*** Begin section ***

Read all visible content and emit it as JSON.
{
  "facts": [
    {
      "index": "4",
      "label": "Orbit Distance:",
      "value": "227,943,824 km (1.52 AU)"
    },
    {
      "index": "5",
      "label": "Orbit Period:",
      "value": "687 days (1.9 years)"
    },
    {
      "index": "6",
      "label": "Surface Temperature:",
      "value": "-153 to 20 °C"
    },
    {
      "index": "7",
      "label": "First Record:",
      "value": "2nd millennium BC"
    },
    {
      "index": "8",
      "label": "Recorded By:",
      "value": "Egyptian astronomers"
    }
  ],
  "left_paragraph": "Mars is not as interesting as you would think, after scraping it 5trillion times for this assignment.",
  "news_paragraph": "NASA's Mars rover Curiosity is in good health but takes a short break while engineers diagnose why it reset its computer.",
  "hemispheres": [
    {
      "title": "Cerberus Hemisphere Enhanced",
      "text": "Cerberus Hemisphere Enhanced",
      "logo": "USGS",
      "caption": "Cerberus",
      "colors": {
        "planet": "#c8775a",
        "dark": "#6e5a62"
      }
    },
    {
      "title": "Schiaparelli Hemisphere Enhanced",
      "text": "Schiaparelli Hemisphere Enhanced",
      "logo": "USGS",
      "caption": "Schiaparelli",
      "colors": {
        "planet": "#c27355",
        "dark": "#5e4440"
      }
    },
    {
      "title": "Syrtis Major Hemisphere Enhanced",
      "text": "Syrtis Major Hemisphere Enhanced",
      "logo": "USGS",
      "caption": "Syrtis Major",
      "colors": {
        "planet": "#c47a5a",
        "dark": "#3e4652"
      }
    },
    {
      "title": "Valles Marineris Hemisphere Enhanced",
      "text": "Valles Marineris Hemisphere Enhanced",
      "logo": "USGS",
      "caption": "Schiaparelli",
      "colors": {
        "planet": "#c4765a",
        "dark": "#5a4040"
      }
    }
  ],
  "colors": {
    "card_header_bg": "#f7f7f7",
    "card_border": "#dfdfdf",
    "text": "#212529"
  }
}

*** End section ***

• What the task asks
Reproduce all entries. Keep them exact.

• Your solution
Read all visible content and emit it as JSON.
{
  "facts": [
    {
      "index": "4",
      "label": "Orbit Distance:",
      "value": "227,943,824 km (1.52 AU)"
    },
    {
      "index": "5",
      "label": "Orbit Period:",
      "value": "687 days (1.9 years)"
    },
    {
      "index": "6",
      "label": "Surface Temperature:",
      "value": "-153 to 20 °C"
    },
    {
      "index": "7",
      "label": "First Record:",
      "value": "2nd millennium BC"
    },
    {
      "index": "8",
      "label": "Recorded By:",
      "value": "Egyptian astronomers"
    }
  ],
  "left_paragraph": "Mars is not as interesting as you would think, after scraping it 5trillion times for this assignment.",
  "news_paragraph": "NASA's Mars rover Curiosity is in good health but takes a short break while engineers diagnose why it reset its computer.",
  "hemispheres": [
    {
      "title": "Cerberus Hemisphere Enhanced",
      "text": "Cerberus Hemisphere Enhanced",
      "logo": "USGS",
      "caption": "Cerberus",
      "colors": {
        "planet": "#c8775a",
        "dark": "#6e5a62"
      }
    },
    {
      "title": "Schiaparelli Hemisphere Enhanced",
      "text": "Schiaparelli Hemisphere Enhanced",
      "logo": "USGS",
      "caption": "Schiaparelli",
      "colors": {
        "planet": "#c27355",
        "dark": "#5e4440"
      }
    },
    {
      "title": "Syrtis Major Hemisphere Enhanced",
      "text": "Syrtis Major Hemisphere Enhanced",
      "logo": "USGS",
      "caption": "Syrtis Major",
      "colors": {
        "planet": "#c47a5a",
        "dark": "#3e4652"
      }
    },
    {
      "title": "Valles Marineris Hemisphere Enhanced",
      "text": "Valles Marineris Hemisphere Enhanced",
      "logo": "USGS",
      "caption": "Schiaparelli",
      "colors": {
        "planet": "#c4765a",
        "dark": "#5a4040"
      }
    }
  ],
  "colors": {
    "card_header_bg": "#f7f7f7",
    "card_border": "#dfdfdf",
    "text": "#212529"
  }
}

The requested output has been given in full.